2 tablespoons of a $3.29 16-ounce, 28-tablespoon peanut butter jar: 23.5 cents
Add 25 cents for the banana and you get a grand total of 77 cents for the healthier breakfast (which, by the way, takes no more than 5 minutes to make).
Even when you consider tax, you are looking at no more than 82 or 83 cents.
For the record, this is the nutritional breakdown of the healthier breakfast:
- 515 calories
- 2.5 grams saturated fat
- 460 milligrams sodium
- 11 grams fiber
- 4 grams (1 teaspoon) added sugar
- 17 grams protein
While the sodium count is slightly higher, it is still within reasonable parameters. Remember, ideally you want a calorie-to-sodium ratio of 1:1. Hence, 460 milligrams of sodium in a 515-calorie meal is much more acceptable than in a 150-calorie snack.
Besides, an additional 60 milligrams of sodium are not worth worrying about when the healthier breakfast provides less saturated fat, a lot less added sugar, and significantly more fiber than Burger King’s $1 “value breakfast”.
More importantly, the healthier breakfast contains higher amounts of magnesium, manganese, monounsaturated (heart-healthy) fats, phosphorus, potassium, vitamin C, vitamin E, and zinc.

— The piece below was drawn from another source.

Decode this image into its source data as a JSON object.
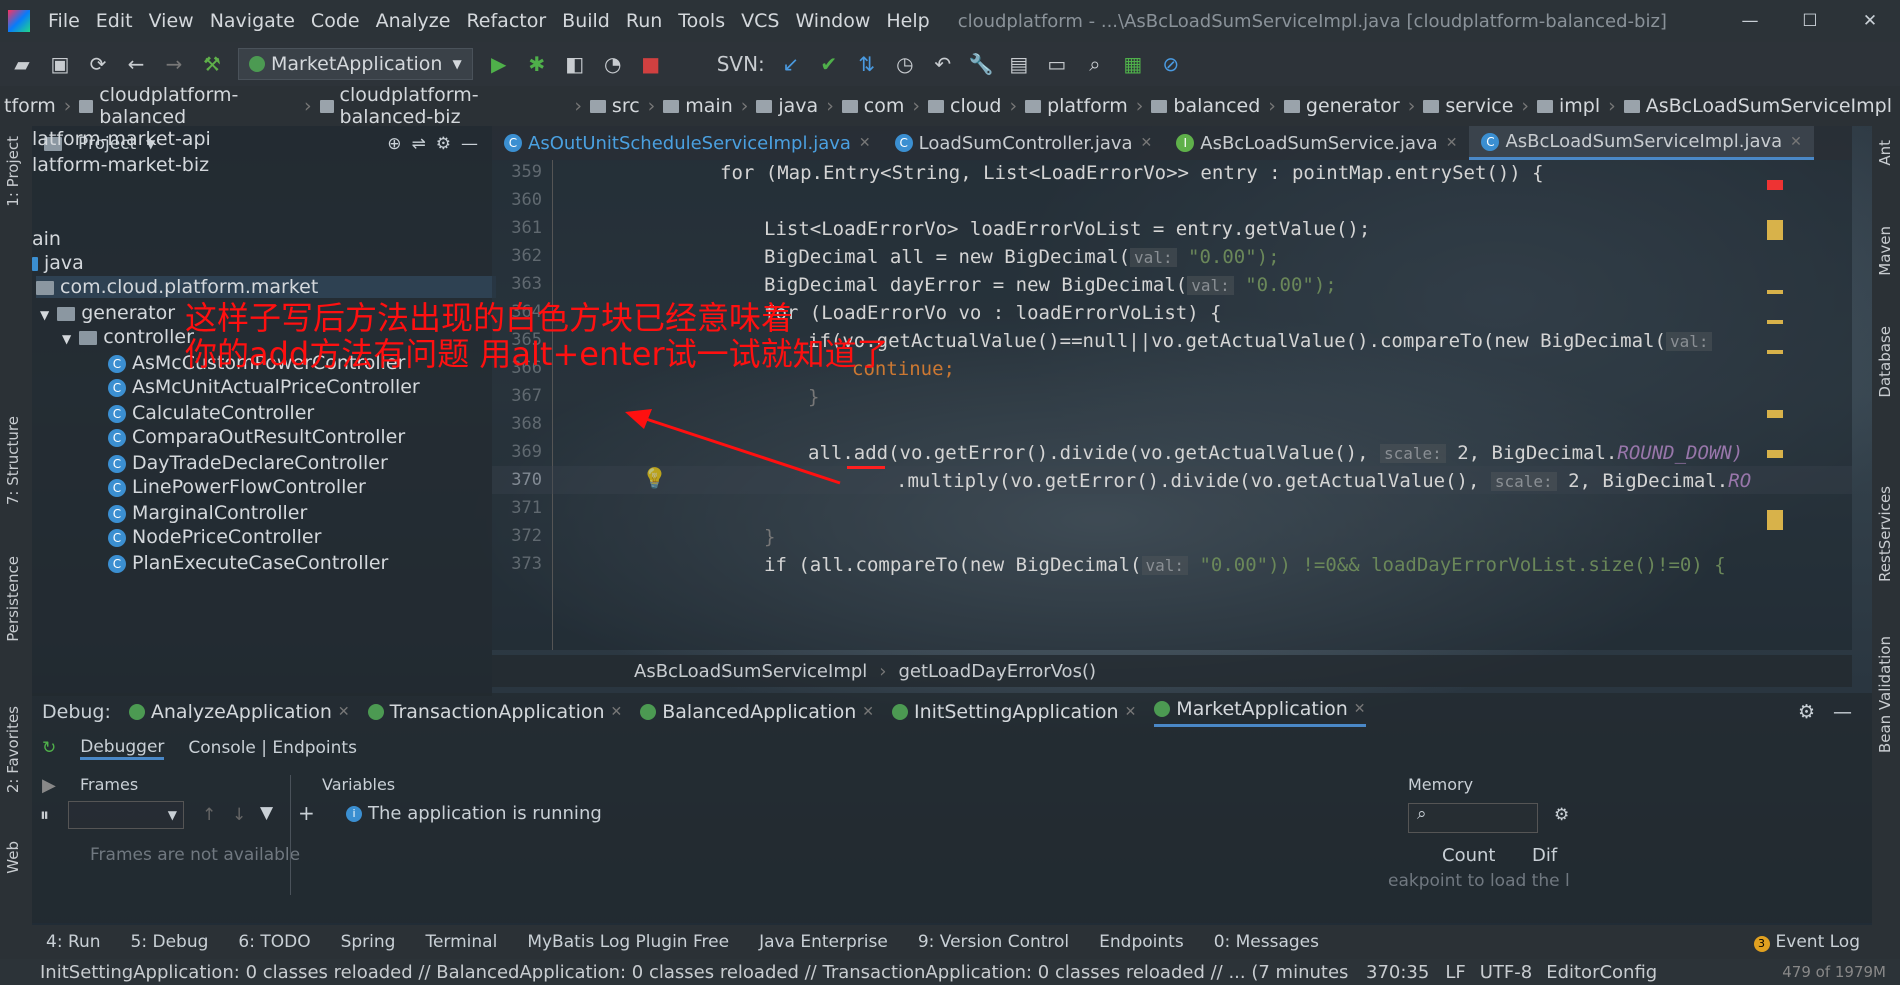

In this case, choosing healthy over convenient truly is the better deal.